Records for this exercise: Begin

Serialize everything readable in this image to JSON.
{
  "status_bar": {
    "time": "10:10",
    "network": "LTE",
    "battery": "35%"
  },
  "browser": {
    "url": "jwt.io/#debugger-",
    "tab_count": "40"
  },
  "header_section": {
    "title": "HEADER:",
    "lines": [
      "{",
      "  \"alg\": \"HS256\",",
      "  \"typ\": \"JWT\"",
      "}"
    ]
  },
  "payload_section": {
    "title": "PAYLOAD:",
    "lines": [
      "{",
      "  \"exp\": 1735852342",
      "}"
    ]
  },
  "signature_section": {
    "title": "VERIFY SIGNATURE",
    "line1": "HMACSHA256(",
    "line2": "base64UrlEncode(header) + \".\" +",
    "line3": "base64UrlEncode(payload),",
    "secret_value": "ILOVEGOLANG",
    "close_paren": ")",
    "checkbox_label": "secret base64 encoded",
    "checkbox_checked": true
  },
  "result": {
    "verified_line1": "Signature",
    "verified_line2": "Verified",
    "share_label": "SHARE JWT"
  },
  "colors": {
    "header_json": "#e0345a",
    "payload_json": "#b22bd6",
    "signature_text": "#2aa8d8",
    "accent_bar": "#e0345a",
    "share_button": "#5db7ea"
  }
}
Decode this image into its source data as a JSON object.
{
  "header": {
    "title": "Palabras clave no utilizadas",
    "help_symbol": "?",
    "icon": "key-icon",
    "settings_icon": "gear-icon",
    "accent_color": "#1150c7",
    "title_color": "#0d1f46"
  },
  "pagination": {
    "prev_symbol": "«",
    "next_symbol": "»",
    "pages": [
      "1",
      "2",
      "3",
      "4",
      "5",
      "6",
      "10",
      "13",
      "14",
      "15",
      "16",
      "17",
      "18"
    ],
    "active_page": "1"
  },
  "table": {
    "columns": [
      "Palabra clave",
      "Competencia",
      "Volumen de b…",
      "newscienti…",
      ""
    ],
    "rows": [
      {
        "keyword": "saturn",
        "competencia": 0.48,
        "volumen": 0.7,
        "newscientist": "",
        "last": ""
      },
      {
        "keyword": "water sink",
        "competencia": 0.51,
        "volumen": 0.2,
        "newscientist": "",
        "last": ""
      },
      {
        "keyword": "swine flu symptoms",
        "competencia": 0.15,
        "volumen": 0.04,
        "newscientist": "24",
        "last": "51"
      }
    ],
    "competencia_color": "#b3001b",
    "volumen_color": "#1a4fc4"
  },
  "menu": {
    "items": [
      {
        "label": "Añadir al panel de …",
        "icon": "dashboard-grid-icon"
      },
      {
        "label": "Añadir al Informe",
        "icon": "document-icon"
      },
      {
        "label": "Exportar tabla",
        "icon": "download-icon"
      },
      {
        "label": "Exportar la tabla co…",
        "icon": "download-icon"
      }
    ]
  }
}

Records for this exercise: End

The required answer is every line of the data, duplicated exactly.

**Expected output**
Serialize everything readable in this image to JSON.
{
  "status_bar": {
    "time": "10:10",
    "network": "LTE",
    "battery": "35%"
  },
  "browser": {
    "url": "jwt.io/#debugger-",
    "tab_count": "40"
  },
  "header_section": {
    "title": "HEADER:",
    "lines": [
      "{",
      "  \"alg\": \"HS256\",",
      "  \"typ\": \"JWT\"",
      "}"
    ]
  },
  "payload_section": {
    "title": "PAYLOAD:",
    "lines": [
      "{",
      "  \"exp\": 1735852342",
      "}"
    ]
  },
  "signature_section": {
    "title": "VERIFY SIGNATURE",
    "line1": "HMACSHA256(",
    "line2": "base64UrlEncode(header) + \".\" +",
    "line3": "base64UrlEncode(payload),",
    "secret_value": "ILOVEGOLANG",
    "close_paren": ")",
    "checkbox_label": "secret base64 encoded",
    "checkbox_checked": true
  },
  "result": {
    "verified_line1": "Signature",
    "verified_line2": "Verified",
    "share_label": "SHARE JWT"
  },
  "colors": {
    "header_json": "#e0345a",
    "payload_json": "#b22bd6",
    "signature_text": "#2aa8d8",
    "accent_bar": "#e0345a",
    "share_button": "#5db7ea"
  }
}
Decode this image into its source data as a JSON object.
{
  "header": {
    "title": "Palabras clave no utilizadas",
    "help_symbol": "?",
    "icon": "key-icon",
    "settings_icon": "gear-icon",
    "accent_color": "#1150c7",
    "title_color": "#0d1f46"
  },
  "pagination": {
    "prev_symbol": "«",
    "next_symbol": "»",
    "pages": [
      "1",
      "2",
      "3",
      "4",
      "5",
      "6",
      "10",
      "13",
      "14",
      "15",
      "16",
      "17",
      "18"
    ],
    "active_page": "1"
  },
  "table": {
    "columns": [
      "Palabra clave",
      "Competencia",
      "Volumen de b…",
      "newscienti…",
      ""
    ],
    "rows": [
      {
        "keyword": "saturn",
        "competencia": 0.48,
        "volumen": 0.7,
        "newscientist": "",
        "last": ""
      },
      {
        "keyword": "water sink",
        "competencia": 0.51,
        "volumen": 0.2,
        "newscientist": "",
        "last": ""
      },
      {
        "keyword": "swine flu symptoms",
        "competencia": 0.15,
        "volumen": 0.04,
        "newscientist": "24",
        "last": "51"
      }
    ],
    "competencia_color": "#b3001b",
    "volumen_color": "#1a4fc4"
  },
  "menu": {
    "items": [
      {
        "label": "Añadir al panel de …",
        "icon": "dashboard-grid-icon"
      },
      {
        "label": "Añadir al Informe",
        "icon": "document-icon"
      },
      {
        "label": "Exportar tabla",
        "icon": "download-icon"
      },
      {
        "label": "Exportar la tabla co…",
        "icon": "download-icon"
      }
    ]
  }
}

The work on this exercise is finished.